When the client approached Innodata Isogen with this assignment, we had already helped them re-engineer key editorial and production work flows in a two-year engagement. They had a solid understanding of both the range of our digital publishing capabilities and the kinds of results to expect.
In this new engagement, we were able to deploy methodologies for designing and implementing online products developed and tested across scores of like assignments.
In just of a fraction of the time originally allotted, we helped this client crystallize their product vision into a production-grade, rapidly scalable proof of concept.
Over the course of three weeks, Innodata Isogen generated a complete set of specifications—encompassing everything from product features and functionality to the billing system.
Because our team consisted of legal publishing and technology experts,we were able to inform and facilitate a full range of critical discussions,and help build consensus about both the functional and technical requirements of the project.
We brought together subject matter experts and stakeholders to understand the current product, its content sources and user preferences — creating a gap analysis between current and future states.

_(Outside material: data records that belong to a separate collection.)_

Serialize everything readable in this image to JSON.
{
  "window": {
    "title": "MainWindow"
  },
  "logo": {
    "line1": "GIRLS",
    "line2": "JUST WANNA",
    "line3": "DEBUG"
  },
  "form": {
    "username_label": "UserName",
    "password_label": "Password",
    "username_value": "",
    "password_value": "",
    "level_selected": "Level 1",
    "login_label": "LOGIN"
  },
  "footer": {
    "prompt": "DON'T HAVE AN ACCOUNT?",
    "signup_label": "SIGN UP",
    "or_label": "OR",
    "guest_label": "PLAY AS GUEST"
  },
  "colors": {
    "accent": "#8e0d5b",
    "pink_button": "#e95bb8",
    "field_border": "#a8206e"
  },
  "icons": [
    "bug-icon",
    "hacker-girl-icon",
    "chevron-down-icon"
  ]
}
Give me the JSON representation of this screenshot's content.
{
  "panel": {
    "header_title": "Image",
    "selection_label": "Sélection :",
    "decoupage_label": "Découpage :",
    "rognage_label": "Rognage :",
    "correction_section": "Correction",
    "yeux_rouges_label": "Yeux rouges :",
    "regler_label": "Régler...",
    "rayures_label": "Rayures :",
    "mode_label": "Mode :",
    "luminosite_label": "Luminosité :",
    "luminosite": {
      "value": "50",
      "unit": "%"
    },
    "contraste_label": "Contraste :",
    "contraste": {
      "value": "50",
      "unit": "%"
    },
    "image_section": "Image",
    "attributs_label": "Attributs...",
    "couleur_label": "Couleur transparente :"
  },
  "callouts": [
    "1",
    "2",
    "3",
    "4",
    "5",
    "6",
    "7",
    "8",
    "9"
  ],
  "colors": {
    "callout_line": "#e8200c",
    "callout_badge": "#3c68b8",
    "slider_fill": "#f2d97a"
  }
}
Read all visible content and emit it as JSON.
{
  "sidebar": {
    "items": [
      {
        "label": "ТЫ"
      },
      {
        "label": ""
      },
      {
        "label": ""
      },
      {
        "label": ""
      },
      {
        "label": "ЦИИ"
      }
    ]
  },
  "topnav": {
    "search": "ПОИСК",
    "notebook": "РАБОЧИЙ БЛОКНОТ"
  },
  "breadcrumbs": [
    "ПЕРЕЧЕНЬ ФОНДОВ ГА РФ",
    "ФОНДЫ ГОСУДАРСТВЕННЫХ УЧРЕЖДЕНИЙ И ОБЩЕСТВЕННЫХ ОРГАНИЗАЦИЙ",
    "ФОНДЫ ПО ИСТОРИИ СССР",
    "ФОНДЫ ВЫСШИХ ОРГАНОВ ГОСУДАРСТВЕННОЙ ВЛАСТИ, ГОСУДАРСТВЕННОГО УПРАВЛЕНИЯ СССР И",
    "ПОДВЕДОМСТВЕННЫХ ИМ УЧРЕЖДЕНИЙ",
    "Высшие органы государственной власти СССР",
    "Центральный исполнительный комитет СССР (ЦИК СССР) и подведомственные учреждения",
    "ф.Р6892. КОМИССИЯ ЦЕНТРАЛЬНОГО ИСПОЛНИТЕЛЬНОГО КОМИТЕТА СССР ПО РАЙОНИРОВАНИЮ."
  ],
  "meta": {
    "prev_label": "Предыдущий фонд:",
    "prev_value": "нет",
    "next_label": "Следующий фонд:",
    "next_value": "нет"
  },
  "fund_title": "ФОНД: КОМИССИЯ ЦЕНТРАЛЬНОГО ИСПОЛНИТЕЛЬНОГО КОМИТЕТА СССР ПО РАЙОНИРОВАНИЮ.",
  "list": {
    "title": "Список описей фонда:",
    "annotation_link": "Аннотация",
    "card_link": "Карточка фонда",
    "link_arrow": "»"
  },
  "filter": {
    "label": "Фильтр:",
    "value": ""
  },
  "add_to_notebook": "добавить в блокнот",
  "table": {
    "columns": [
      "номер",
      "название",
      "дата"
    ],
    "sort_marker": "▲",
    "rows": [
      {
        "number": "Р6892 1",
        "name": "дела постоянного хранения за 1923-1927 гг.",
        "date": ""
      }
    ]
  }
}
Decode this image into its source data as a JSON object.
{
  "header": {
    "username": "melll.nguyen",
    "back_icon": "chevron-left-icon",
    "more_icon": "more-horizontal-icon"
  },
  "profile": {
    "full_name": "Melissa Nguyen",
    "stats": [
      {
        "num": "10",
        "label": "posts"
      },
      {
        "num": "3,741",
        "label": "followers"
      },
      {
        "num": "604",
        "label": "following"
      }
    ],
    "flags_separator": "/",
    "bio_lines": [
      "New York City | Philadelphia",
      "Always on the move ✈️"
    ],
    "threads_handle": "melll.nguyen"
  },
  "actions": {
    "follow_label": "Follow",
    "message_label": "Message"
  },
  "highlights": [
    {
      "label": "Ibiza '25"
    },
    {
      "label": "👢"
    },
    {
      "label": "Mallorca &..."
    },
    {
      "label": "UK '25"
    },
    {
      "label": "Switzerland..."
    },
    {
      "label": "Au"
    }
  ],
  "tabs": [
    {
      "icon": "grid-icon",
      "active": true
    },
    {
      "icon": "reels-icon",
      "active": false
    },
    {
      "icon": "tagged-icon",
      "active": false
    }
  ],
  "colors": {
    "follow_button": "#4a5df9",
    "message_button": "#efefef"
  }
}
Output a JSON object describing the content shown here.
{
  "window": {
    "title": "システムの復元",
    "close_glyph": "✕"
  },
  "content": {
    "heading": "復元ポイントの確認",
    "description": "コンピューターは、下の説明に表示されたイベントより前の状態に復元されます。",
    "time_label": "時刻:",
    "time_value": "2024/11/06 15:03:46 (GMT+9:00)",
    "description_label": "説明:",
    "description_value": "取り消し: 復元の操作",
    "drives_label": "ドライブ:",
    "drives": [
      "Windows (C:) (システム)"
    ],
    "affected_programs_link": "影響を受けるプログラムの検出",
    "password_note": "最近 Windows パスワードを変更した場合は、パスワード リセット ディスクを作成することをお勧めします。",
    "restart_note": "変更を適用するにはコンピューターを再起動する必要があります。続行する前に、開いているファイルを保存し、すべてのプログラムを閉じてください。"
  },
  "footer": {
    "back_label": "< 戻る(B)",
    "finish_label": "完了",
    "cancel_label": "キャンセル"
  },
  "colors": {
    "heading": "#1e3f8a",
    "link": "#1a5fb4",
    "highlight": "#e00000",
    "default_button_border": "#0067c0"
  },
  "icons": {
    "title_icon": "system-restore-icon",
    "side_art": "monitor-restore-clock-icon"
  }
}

This helped the team begin to sort through and prioritize the product’s potential features and functionality. We translated various rough ideas into mock ups; then we blueprinted the specific logic of each feature and function.
Rather than complete this step in isolation, we created 15 use cases, or ways users and administrators could use the system. The use cases helped our team relate system behavior to user behavior and expectations, and also understand the value of certain functionality within the overall product and within a given context.
By the end of the engagement, we had also mapped out all the elements of this product’s entire content supply chain: content sources, content markup, content storage, content feeds, platform behavior, user interface design, transactional data management and administration,and customer tracking and billing.
Throughout the engagement, our team was also focused on the product launch deadline. We were able to understand which functionality was critical to the launch and which could be moved forward to later phases.
Our legal publishing and technical experts helped our client’s key stakeholders achieve consensus around a common vision — what they wanted and how they wanted it done. Our analysis and product roadmap also highlighted gaps in the thinking and helped our teams avoid costly mistakes, cost overruns and delays.
Moreover, this project was signal transformation for the venerable multinational publisher. We helped this client transform thoughts and theories into a scalable, production-ready proof of concept. And we helped them develop internal competencies that will support future print-to-digital initiatives.